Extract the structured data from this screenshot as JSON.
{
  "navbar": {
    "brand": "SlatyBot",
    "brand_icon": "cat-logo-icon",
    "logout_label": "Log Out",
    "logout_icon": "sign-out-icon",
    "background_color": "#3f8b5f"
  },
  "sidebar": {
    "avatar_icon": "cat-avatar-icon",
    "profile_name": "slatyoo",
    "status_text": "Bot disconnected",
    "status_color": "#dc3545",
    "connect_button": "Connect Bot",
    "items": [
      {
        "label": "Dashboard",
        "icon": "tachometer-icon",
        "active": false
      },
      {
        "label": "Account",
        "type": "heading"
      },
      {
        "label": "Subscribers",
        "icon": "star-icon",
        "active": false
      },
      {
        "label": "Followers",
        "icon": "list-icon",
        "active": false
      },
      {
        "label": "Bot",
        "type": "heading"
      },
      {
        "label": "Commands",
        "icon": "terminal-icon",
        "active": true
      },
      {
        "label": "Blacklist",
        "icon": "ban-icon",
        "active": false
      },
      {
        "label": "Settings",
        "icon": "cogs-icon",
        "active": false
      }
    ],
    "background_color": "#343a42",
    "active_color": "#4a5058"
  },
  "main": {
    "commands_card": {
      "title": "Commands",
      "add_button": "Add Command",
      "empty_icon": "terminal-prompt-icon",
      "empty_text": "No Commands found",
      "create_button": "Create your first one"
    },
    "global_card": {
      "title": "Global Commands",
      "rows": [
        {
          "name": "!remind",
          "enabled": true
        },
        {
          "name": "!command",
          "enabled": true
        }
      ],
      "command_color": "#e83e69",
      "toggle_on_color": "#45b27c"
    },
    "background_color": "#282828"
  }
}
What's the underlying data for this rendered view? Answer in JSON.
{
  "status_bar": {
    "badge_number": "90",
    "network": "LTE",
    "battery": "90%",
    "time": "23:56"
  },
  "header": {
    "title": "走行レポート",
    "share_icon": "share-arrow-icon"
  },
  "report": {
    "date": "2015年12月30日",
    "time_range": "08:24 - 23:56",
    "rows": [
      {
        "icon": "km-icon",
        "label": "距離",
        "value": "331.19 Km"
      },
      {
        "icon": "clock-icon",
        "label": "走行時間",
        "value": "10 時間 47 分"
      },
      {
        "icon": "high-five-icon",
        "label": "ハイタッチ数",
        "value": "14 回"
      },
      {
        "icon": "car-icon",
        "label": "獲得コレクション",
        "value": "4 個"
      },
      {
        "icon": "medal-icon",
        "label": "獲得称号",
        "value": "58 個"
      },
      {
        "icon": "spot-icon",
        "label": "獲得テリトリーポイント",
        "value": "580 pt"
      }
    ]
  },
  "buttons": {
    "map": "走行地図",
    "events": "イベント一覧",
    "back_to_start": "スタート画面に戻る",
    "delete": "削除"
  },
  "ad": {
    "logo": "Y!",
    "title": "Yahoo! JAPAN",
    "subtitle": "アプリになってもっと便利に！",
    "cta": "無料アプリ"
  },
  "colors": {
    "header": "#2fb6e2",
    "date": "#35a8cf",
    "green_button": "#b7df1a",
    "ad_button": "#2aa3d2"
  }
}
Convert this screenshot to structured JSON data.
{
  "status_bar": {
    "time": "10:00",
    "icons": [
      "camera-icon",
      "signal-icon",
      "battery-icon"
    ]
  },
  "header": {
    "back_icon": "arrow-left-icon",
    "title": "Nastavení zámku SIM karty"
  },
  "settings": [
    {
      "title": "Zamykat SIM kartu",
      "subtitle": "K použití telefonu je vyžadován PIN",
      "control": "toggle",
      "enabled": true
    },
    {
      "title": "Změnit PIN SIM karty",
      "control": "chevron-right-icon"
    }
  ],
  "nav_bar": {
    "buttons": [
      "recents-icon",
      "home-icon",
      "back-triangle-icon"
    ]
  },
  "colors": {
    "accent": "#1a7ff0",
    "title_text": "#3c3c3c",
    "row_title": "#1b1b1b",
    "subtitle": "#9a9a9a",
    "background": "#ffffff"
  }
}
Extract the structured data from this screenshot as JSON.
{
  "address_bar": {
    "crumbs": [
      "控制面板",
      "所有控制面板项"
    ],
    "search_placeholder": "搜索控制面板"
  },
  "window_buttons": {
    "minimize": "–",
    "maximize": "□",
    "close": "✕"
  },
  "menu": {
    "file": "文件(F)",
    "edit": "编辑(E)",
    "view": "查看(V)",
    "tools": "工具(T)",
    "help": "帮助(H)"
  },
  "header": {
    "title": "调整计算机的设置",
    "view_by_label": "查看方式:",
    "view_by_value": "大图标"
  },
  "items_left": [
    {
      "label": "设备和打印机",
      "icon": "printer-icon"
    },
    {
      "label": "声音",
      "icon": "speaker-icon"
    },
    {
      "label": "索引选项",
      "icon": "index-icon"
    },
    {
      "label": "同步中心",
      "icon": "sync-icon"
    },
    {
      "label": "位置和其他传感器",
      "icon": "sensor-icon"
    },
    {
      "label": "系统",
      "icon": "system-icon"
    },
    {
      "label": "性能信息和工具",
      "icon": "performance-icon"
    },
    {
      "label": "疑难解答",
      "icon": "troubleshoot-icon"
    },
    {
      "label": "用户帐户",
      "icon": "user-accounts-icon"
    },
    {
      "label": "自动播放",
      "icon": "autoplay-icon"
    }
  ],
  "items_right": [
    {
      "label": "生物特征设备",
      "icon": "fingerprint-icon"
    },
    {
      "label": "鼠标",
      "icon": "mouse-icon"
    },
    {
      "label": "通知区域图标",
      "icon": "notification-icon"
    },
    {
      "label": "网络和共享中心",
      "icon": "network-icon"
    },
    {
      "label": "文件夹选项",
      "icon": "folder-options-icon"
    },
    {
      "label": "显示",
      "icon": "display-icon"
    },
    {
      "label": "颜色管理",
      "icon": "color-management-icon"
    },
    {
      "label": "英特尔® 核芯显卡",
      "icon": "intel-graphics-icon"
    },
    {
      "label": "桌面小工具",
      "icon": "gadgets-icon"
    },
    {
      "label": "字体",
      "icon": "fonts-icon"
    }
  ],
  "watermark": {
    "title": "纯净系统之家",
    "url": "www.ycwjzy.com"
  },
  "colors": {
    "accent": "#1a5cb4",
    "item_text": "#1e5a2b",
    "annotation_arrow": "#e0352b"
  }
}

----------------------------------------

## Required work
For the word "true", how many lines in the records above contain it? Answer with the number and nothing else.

## Exercise response
4